-- THE TASK --
Your reply should reproduce each record precisely as written.

-- MATERIAL FOR THIS TASK --
• • • • •

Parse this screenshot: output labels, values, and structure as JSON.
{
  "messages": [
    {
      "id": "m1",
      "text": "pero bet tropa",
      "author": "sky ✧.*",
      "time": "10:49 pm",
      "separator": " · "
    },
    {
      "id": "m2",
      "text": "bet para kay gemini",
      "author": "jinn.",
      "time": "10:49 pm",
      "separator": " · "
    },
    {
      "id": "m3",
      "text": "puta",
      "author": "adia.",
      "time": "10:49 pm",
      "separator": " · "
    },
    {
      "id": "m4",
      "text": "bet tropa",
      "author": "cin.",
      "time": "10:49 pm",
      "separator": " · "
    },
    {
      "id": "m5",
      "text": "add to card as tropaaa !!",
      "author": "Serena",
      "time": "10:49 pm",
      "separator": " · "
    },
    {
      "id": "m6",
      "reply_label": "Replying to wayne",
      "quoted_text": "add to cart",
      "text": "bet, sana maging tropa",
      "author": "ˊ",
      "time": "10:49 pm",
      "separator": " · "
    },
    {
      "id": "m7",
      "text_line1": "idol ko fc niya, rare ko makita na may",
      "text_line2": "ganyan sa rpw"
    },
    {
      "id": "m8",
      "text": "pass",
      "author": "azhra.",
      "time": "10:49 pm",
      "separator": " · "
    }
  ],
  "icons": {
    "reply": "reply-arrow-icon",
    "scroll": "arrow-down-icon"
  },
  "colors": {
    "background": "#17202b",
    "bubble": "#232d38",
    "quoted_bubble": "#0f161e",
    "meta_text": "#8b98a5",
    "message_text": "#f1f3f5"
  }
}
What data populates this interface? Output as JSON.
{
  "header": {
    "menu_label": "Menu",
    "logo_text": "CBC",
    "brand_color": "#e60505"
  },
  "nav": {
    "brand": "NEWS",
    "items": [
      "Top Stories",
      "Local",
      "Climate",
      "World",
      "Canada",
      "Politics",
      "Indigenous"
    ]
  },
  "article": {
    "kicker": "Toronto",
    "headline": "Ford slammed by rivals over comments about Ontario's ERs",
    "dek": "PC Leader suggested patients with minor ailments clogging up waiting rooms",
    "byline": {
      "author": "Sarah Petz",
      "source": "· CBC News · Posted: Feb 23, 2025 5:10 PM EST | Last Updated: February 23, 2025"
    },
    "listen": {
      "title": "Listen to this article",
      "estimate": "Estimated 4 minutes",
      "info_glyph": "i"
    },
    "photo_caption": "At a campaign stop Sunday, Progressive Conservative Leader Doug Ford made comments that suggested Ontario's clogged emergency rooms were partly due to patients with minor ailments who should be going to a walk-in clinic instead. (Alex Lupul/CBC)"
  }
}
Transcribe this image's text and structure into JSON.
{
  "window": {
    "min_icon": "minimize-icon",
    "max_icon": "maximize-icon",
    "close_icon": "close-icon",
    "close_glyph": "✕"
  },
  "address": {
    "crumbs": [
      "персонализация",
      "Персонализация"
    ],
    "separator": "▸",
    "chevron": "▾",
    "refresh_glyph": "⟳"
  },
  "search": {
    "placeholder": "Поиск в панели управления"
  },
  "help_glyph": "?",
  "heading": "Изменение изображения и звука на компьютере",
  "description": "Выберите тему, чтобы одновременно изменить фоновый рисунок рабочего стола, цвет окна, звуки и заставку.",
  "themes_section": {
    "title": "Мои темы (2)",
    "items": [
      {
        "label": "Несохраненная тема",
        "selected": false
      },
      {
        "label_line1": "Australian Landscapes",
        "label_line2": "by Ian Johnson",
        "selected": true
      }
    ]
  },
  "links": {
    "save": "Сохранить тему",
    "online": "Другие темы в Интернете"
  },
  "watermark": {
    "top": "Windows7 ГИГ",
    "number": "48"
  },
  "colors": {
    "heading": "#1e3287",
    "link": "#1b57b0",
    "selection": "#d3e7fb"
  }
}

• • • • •

-- SOLUTION FOR THIS TASK --
Parse this screenshot: output labels, values, and structure as JSON.
{
  "messages": [
    {
      "id": "m1",
      "text": "pero bet tropa",
      "author": "sky ✧.*",
      "time": "10:49 pm",
      "separator": " · "
    },
    {
      "id": "m2",
      "text": "bet para kay gemini",
      "author": "jinn.",
      "time": "10:49 pm",
      "separator": " · "
    },
    {
      "id": "m3",
      "text": "puta",
      "author": "adia.",
      "time": "10:49 pm",
      "separator": " · "
    },
    {
      "id": "m4",
      "text": "bet tropa",
      "author": "cin.",
      "time": "10:49 pm",
      "separator": " · "
    },
    {
      "id": "m5",
      "text": "add to card as tropaaa !!",
      "author": "Serena",
      "time": "10:49 pm",
      "separator": " · "
    },
    {
      "id": "m6",
      "reply_label": "Replying to wayne",
      "quoted_text": "add to cart",
      "text": "bet, sana maging tropa",
      "author": "ˊ",
      "time": "10:49 pm",
      "separator": " · "
    },
    {
      "id": "m7",
      "text_line1": "idol ko fc niya, rare ko makita na may",
      "text_line2": "ganyan sa rpw"
    },
    {
      "id": "m8",
      "text": "pass",
      "author": "azhra.",
      "time": "10:49 pm",
      "separator": " · "
    }
  ],
  "icons": {
    "reply": "reply-arrow-icon",
    "scroll": "arrow-down-icon"
  },
  "colors": {
    "background": "#17202b",
    "bubble": "#232d38",
    "quoted_bubble": "#0f161e",
    "meta_text": "#8b98a5",
    "message_text": "#f1f3f5"
  }
}
What data populates this interface? Output as JSON.
{
  "header": {
    "menu_label": "Menu",
    "logo_text": "CBC",
    "brand_color": "#e60505"
  },
  "nav": {
    "brand": "NEWS",
    "items": [
      "Top Stories",
      "Local",
      "Climate",
      "World",
      "Canada",
      "Politics",
      "Indigenous"
    ]
  },
  "article": {
    "kicker": "Toronto",
    "headline": "Ford slammed by rivals over comments about Ontario's ERs",
    "dek": "PC Leader suggested patients with minor ailments clogging up waiting rooms",
    "byline": {
      "author": "Sarah Petz",
      "source": "· CBC News · Posted: Feb 23, 2025 5:10 PM EST | Last Updated: February 23, 2025"
    },
    "listen": {
      "title": "Listen to this article",
      "estimate": "Estimated 4 minutes",
      "info_glyph": "i"
    },
    "photo_caption": "At a campaign stop Sunday, Progressive Conservative Leader Doug Ford made comments that suggested Ontario's clogged emergency rooms were partly due to patients with minor ailments who should be going to a walk-in clinic instead. (Alex Lupul/CBC)"
  }
}
Transcribe this image's text and structure into JSON.
{
  "window": {
    "min_icon": "minimize-icon",
    "max_icon": "maximize-icon",
    "close_icon": "close-icon",
    "close_glyph": "✕"
  },
  "address": {
    "crumbs": [
      "персонализация",
      "Персонализация"
    ],
    "separator": "▸",
    "chevron": "▾",
    "refresh_glyph": "⟳"
  },
  "search": {
    "placeholder": "Поиск в панели управления"
  },
  "help_glyph": "?",
  "heading": "Изменение изображения и звука на компьютере",
  "description": "Выберите тему, чтобы одновременно изменить фоновый рисунок рабочего стола, цвет окна, звуки и заставку.",
  "themes_section": {
    "title": "Мои темы (2)",
    "items": [
      {
        "label": "Несохраненная тема",
        "selected": false
      },
      {
        "label_line1": "Australian Landscapes",
        "label_line2": "by Ian Johnson",
        "selected": true
      }
    ]
  },
  "links": {
    "save": "Сохранить тему",
    "online": "Другие темы в Интернете"
  },
  "watermark": {
    "top": "Windows7 ГИГ",
    "number": "48"
  },
  "colors": {
    "heading": "#1e3287",
    "link": "#1b57b0",
    "selection": "#d3e7fb"
  }
}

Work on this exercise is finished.